Here's an excellent article on choices to be made among interface types and device destinations, and it covers some aspects of what your developer may have done.

The article also contains much food for thought about factors that might affect what type of mobile site you build....

Do Mobile And Desktop Interfaces Belong Together?
Smashing Magazine - Mobile
July 19th, 2012

[mobile.smashingmagazine.com...]

My emphasis added...
...This article looks at how a typical responsive website is targeted to mobile handsets and tablets, contrasting it with its desktop-facing sister website. It considers how such a website might also be deployed as a cached HTML5 Web app, and why you might want to do that instead. For various reasons, discussed here, you might decide to target your responsive design more narrowly as a hybrid for smartphones and tablets, keeping it separate from the desktop interface....

coopster




msg:4540347
 10:01 pm on Jan 29, 2013 (gmt 0)

Some of the information on that smashingmagazine article is already obsolete (links to apple icons). I would recommend following the HTML5 Boilerplate project as it is continuously being improved by folks employing responsive design. And there is a fella that has created another project based on the HTML5 boilerplate that actually gives you some sample code to start.
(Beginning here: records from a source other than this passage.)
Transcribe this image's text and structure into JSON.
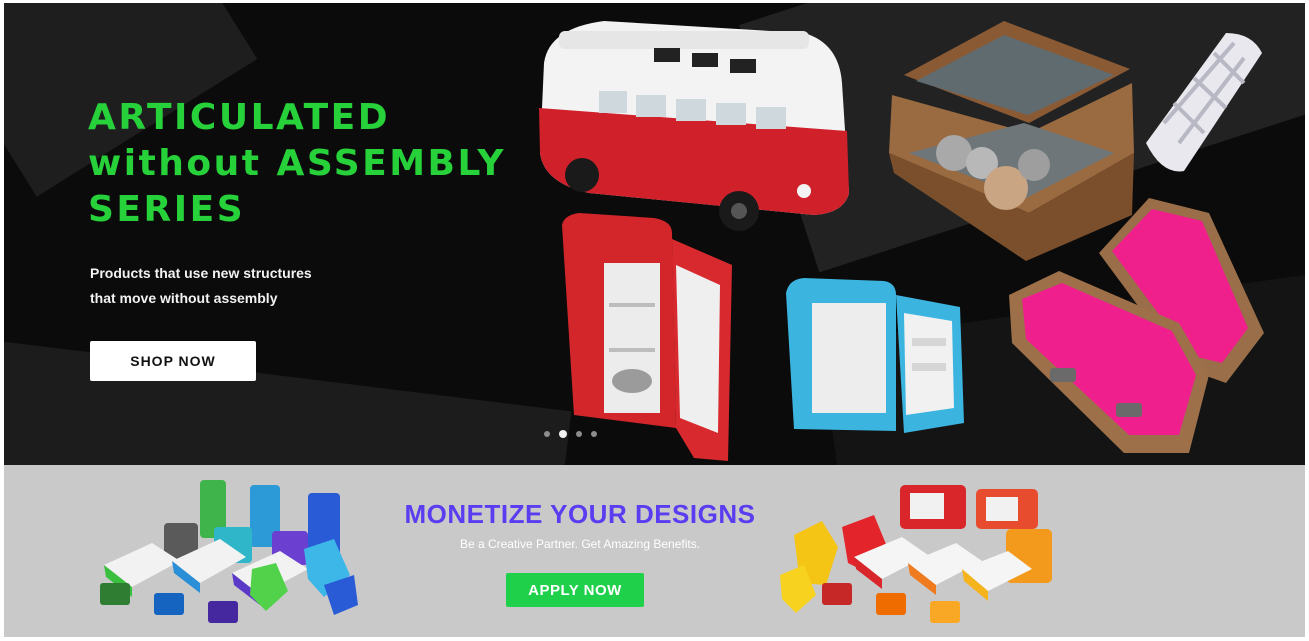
{
  "hero": {
    "title_lines": [
      "ARTICULATED",
      "without ASSEMBLY",
      "SERIES"
    ],
    "subtitle_lines": [
      "Products that use new structures",
      "that move without assembly"
    ],
    "cta_label": "SHOP NOW",
    "slides": {
      "count": 4,
      "active": 2
    },
    "products": [
      "toy-bus",
      "treasure-chest",
      "lattice-cylinder",
      "red-fridge",
      "blue-fridge",
      "coffin"
    ]
  },
  "promo": {
    "title": "MONETIZE YOUR DESIGNS",
    "subtitle": "Be a Creative Partner. Get Amazing Benefits.",
    "cta_label": "APPLY NOW",
    "images": [
      "colorful-toy-collection-left",
      "colorful-toy-collection-right"
    ]
  },
  "colors": {
    "hero_bg": "#0b0b0b",
    "hero_title": "#27d13a",
    "promo_bg": "#c9c9c9",
    "promo_title": "#5a3df0",
    "apply_button": "#1fd14a"
  }
}
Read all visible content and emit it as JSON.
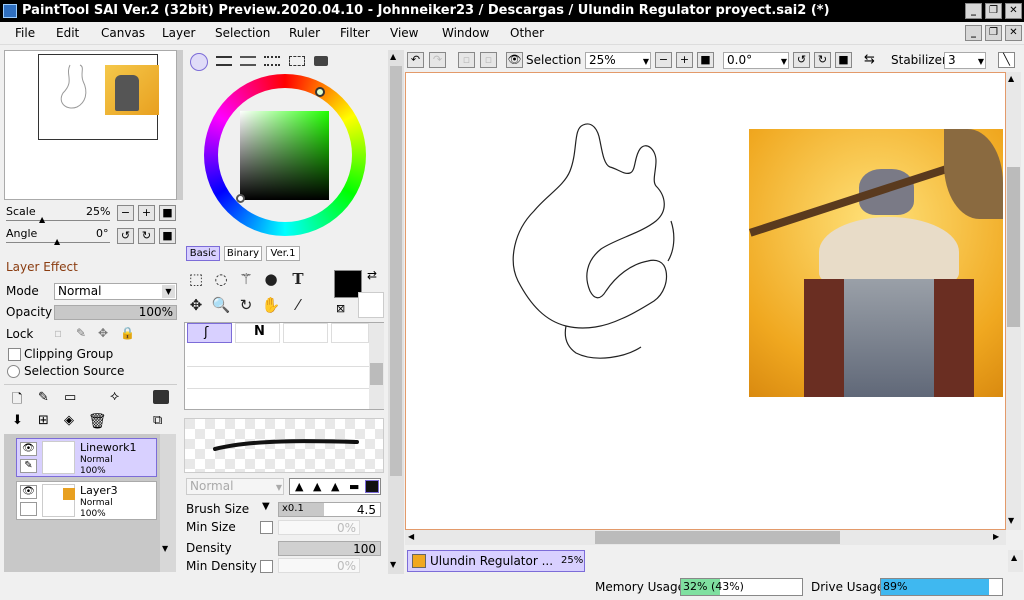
{
  "window": {
    "title": "PaintTool SAI Ver.2 (32bit) Preview.2020.04.10 - Johnneiker23 / Descargas / Ulundin Regulator proyect.sai2 (*)"
  },
  "menu": [
    "File",
    "Edit",
    "Canvas",
    "Layer",
    "Selection",
    "Ruler",
    "Filter",
    "View",
    "Window",
    "Other"
  ],
  "navigator": {
    "scale_label": "Scale",
    "scale_value": "25%",
    "angle_label": "Angle",
    "angle_value": "0°"
  },
  "layer_effect": {
    "header": "Layer Effect",
    "mode_label": "Mode",
    "mode_value": "Normal",
    "opacity_label": "Opacity",
    "opacity_value": "100%",
    "lock_label": "Lock",
    "clipping_label": "Clipping Group",
    "selection_source_label": "Selection Source"
  },
  "layers": [
    {
      "name": "Linework1",
      "mode": "Normal",
      "opacity": "100%",
      "selected": true
    },
    {
      "name": "Layer3",
      "mode": "Normal",
      "opacity": "100%",
      "selected": false
    }
  ],
  "color_tabs": [
    "Basic",
    "Binary",
    "Ver.1"
  ],
  "brush": {
    "blend_mode": "Normal",
    "size_label": "Brush Size",
    "size_mult": "x0.1",
    "size_value": "4.5",
    "min_size_label": "Min Size",
    "min_size_value": "0%",
    "density_label": "Density",
    "density_value": "100",
    "min_density_label": "Min Density",
    "min_density_value": "0%"
  },
  "toolbar": {
    "selection_label": "Selection",
    "zoom_value": "25%",
    "angle_value": "0.0°",
    "stabilizer_label": "Stabilizer",
    "stabilizer_value": "3"
  },
  "doc_tab": {
    "name": "Ulundin Regulator ...",
    "zoom": "25%"
  },
  "status": {
    "memory_label": "Memory Usage",
    "memory_value": "32% (43%)",
    "memory_fill": 0.32,
    "drive_label": "Drive Usage",
    "drive_value": "89%",
    "drive_fill": 0.89
  },
  "colors": {
    "accent": "#8a3c10",
    "selected_layer": "#d8d0ff",
    "canvas_border": "#e39a6a",
    "memory_fill": "#7fe0a0",
    "drive_fill": "#3fb8f0"
  }
}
I responded to a similar thread a bit back with more information and links. If you are serious about mobile development you may want to read my response in that thread as it contains links to the projects I mentioned here.

[webmasterworld.com...]

Global Options:
 top home search open messages active posts  
 

Home / Forums Index / Google / Google SEO News and Discussion
rss feed

All trademarks and copyrights held by respective owners. Member comments are owned by the poster.
Home ¦ Free Tools ¦ Terms of Service ¦ Privacy Policy ¦ Report Problem ¦ About ¦ Library ¦ Newsletter
WebmasterWorld is a Developer Shed Community owned by Jim Boykin.
© Webmaster World 1996-2014 all rights reserved